In my last blog post, I shared with you a description of my pedagogical approach and provided an example. A quick refresher – at the start of the semester, students identify the purpose of learning history, (summary: they agree with George Santayana) then throughout the semester they do comparisons between policy debates of the past and policy debates happening today.
While some of these lessons are pretty easy to modify from semester to semester (there will always be debates over immigration, the connections may just be different), sometimes a major event requires the creation of a new lesson. My class spans the eras from Reconstruction through the Great Depression. It just so happens a current event which is drawing my students’ attention has a pretty good connection to the past.
Previously, the Spanish Influenza was part of the larger conversation about the League of Nations’ clause about an international agreement to study and prevent diseases. But the development of the Coronavirus required the creation of a whole new “case study.” What I found during my research to create the lesson drove home the whole purpose of why we teach history and why I teach history the way I do.
The lesson I frantically pieced together over my spring break was intended to be used right after we returned to class. Students were going to study the debate over “closing orders” that were created in response to the spread of the “Spanish Influenza.” They were going to connect those arguments to today’s debate over social distancing and closing orders. Continue reading Those who cannot remember the past are condemned to repeat it.→
Pre-Service teachers are getting into the game and classroom teachers can benefit. The HGSS undergraduates at KU have a thriving student chapter of the National Council for the Social Studies – the Kansas University Council for the Social Studies (KUCSS) – and they’ve been using their powers for good.
KUCSS has partnered with the Robert J. Dole Institute of Politics in Lawrence, Kansas to create instructional materials for middle and high school social studies teachers. The Dole Institute of Politics has launched an online exhibit commemorating Dole and his service in WWII which resulted in a debilitating injury that would later largely shape his work as a Senator resulting in the Americans with Disabilities Act (1995).
If you’d like to read more about the collection and their collaboration with KUCSS you can check out the full article here.
And if you haven’t taken the opportunity to visit the Dole Institute of Politics in Lawrence it’s well worth a trip. Heck, make an I-70 road trip of it: start at the Eisenhower Presidential Center in Abilene, hit the Dole Institute, and then on to Liberty, Missouri for the Truman Presidential Library and Museum – just imagine all the government fun!
A few years ago, I was introduced to “Discrepant Event Inquiry” from Glenn Wiebe. (Here is another post about it from his History Tech blog). The idea is that you take an image and only reveal a little bit at a time. As I reveal a little bit of the picture, the students must guess Who is in the picture, What is happening, When was the photograph taken, and Where is this taking place. This encourages students to think outside the box and it also does WONDERS with questioning and how to ask the right questions. Naturally, I turned this into a competition.

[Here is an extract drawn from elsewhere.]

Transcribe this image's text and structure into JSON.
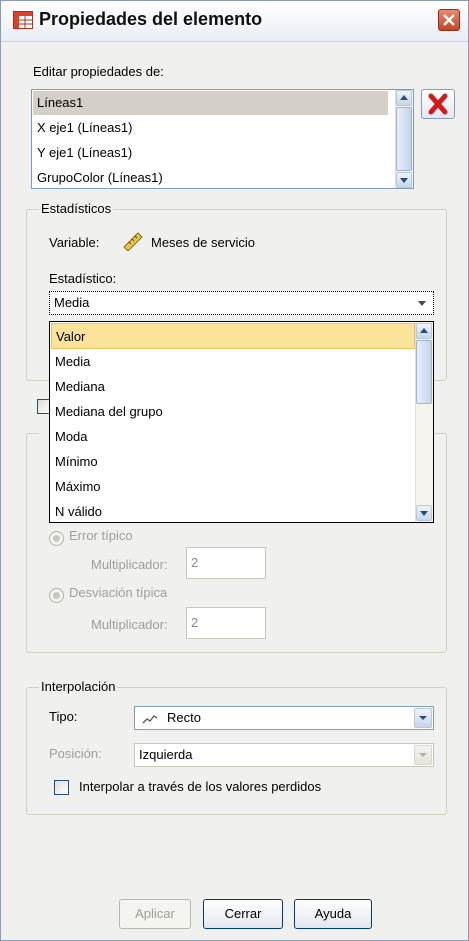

Continue reading How I use “Discrepant Event Inquiry” in my classroom→
Blogs this time of the year are full of wonderful ideas for the first day of school. I would like to share with you a lesson that I do on the 3rd or 4th day of school after all procedural things are taken care of.
I start off by brainstorming with the kids – asking the question “What don’t you like about history?” We write their answers on a flip chart.
I am a museum geek. I grew up going to museums in Chicago, part of our annual trip to see my grandparents. That, plus my love of American history, led me to the museum field and teaching with artifacts. Nothing can bring history to life like the things left behind.
Don’t believe me?
Check out the German U-boat, the U505, at the Museum of Science and Industry in Chicago. Or examine the pike at the Kansas Museum of History, one of the actual pikes John Brown purchased and shipped to Harper’s Ferry to start a slave insurrection. Looking at the pike you can’t help but ask yourself
Who used it? What happened to that person? Why did he buy pikes and not rifles? Why did the revolt fail?